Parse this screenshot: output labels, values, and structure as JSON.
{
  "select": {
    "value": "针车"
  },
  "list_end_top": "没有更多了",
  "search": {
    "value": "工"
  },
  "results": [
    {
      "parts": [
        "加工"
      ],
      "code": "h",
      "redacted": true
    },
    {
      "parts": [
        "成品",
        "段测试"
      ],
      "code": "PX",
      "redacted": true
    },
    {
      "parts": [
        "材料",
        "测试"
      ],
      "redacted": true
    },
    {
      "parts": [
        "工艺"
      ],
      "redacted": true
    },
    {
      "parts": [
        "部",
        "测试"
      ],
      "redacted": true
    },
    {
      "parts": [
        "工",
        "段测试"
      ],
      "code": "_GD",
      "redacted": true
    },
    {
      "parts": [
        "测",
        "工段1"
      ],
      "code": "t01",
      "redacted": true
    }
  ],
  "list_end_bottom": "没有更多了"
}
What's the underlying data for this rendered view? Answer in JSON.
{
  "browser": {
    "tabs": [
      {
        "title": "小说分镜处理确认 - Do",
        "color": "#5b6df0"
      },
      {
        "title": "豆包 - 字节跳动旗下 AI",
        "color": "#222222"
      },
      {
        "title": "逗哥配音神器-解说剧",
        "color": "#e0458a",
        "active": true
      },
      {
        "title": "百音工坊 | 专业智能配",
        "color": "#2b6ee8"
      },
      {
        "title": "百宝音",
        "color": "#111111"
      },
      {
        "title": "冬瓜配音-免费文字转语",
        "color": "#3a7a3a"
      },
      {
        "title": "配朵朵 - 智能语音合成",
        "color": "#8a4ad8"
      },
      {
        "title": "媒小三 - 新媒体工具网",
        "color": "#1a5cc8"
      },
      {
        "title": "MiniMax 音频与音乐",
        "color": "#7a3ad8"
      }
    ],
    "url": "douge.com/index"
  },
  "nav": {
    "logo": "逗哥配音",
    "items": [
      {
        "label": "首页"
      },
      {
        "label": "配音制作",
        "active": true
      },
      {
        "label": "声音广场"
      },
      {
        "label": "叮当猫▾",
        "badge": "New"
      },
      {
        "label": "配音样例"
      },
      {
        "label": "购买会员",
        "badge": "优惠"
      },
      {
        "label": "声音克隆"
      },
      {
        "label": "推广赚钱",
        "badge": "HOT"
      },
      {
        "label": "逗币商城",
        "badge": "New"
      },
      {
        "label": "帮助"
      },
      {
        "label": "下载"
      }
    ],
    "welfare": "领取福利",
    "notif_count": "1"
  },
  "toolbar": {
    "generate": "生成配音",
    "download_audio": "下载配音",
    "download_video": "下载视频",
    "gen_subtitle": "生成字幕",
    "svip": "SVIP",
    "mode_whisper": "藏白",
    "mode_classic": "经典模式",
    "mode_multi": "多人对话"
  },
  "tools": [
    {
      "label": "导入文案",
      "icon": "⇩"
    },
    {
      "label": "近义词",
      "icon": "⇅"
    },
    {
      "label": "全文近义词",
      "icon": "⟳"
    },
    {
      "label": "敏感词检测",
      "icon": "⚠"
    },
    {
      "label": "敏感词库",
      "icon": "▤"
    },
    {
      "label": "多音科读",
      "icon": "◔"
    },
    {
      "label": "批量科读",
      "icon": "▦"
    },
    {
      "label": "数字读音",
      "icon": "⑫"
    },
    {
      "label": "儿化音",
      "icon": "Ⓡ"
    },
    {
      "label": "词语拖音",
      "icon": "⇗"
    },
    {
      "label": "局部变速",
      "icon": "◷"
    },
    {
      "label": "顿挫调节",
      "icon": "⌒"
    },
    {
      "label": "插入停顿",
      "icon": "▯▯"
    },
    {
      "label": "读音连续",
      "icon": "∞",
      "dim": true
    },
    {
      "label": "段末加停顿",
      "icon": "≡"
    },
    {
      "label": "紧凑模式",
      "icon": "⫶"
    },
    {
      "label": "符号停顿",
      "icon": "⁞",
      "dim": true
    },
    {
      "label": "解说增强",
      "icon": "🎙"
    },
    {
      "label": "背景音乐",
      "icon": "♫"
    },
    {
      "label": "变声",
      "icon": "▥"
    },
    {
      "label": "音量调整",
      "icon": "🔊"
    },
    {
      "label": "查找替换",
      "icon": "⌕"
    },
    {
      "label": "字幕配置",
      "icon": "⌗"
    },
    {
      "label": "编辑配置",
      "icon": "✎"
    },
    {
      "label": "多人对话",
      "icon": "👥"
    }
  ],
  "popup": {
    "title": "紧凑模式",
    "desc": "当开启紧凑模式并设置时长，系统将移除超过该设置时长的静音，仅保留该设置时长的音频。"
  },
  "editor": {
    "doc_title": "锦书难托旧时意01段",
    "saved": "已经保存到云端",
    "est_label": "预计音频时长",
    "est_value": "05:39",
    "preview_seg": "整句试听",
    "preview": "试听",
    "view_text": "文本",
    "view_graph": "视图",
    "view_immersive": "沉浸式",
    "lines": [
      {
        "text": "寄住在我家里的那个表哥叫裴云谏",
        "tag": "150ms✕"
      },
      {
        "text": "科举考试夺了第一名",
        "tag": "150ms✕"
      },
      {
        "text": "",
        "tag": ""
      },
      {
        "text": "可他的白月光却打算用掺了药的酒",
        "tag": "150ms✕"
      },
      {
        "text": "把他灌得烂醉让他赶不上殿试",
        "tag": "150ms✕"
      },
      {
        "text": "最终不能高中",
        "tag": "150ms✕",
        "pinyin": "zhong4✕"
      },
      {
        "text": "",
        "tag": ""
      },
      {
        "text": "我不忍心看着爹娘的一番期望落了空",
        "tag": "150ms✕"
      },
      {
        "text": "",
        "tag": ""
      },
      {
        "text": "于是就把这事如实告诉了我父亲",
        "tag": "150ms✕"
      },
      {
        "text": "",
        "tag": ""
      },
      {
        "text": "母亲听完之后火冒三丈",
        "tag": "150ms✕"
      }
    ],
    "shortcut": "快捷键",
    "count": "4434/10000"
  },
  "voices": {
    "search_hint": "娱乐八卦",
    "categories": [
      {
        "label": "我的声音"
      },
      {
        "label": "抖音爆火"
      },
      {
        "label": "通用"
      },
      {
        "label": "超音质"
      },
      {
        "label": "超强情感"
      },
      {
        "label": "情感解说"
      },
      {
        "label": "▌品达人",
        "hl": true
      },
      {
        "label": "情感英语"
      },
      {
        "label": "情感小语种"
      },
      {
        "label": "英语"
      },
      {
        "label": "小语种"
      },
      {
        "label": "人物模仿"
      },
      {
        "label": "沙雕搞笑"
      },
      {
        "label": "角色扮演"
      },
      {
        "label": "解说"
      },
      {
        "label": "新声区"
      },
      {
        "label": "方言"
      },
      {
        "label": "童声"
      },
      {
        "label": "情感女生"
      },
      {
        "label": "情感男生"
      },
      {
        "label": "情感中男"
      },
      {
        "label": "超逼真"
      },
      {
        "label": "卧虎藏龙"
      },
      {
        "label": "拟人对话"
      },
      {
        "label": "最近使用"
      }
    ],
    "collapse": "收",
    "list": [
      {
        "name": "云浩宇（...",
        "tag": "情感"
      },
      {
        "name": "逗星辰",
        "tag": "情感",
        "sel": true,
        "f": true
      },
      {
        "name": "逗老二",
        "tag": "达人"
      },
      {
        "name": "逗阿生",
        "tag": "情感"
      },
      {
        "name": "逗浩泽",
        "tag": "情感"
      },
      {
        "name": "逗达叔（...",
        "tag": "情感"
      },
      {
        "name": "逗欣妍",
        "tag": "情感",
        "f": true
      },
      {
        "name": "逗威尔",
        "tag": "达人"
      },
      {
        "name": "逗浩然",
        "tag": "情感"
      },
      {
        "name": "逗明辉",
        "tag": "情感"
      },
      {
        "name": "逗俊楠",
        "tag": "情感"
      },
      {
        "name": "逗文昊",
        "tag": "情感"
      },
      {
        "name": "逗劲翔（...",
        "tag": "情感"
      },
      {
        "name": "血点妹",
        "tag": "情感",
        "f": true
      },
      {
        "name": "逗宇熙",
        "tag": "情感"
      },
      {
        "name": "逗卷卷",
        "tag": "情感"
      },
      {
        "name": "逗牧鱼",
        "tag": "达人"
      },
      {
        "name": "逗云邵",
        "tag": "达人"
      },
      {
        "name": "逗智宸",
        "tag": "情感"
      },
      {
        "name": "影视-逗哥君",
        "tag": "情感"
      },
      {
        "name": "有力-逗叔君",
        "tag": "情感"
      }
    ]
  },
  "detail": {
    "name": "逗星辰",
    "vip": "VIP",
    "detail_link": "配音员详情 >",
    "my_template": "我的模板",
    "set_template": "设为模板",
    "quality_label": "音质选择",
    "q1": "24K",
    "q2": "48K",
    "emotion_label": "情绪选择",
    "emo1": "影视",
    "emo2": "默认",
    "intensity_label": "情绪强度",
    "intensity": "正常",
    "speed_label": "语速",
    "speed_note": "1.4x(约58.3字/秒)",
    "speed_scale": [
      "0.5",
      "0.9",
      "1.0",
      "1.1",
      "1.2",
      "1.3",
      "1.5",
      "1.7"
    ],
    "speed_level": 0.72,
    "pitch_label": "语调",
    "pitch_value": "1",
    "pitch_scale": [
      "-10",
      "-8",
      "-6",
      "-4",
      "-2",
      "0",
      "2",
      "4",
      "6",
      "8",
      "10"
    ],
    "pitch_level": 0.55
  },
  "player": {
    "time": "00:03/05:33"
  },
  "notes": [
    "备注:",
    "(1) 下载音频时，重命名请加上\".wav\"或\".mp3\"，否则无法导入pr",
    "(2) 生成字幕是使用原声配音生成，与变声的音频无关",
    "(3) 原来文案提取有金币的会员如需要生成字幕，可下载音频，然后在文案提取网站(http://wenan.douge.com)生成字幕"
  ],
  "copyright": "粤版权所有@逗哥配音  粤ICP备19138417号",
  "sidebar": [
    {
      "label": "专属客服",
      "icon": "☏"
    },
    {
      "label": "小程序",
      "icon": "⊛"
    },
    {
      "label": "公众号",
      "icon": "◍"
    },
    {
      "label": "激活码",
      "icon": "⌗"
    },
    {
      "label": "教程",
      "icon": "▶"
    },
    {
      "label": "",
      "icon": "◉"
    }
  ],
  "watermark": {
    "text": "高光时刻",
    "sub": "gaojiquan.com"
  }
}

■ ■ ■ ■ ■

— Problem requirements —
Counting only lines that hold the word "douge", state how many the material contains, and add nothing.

— Expected output —
2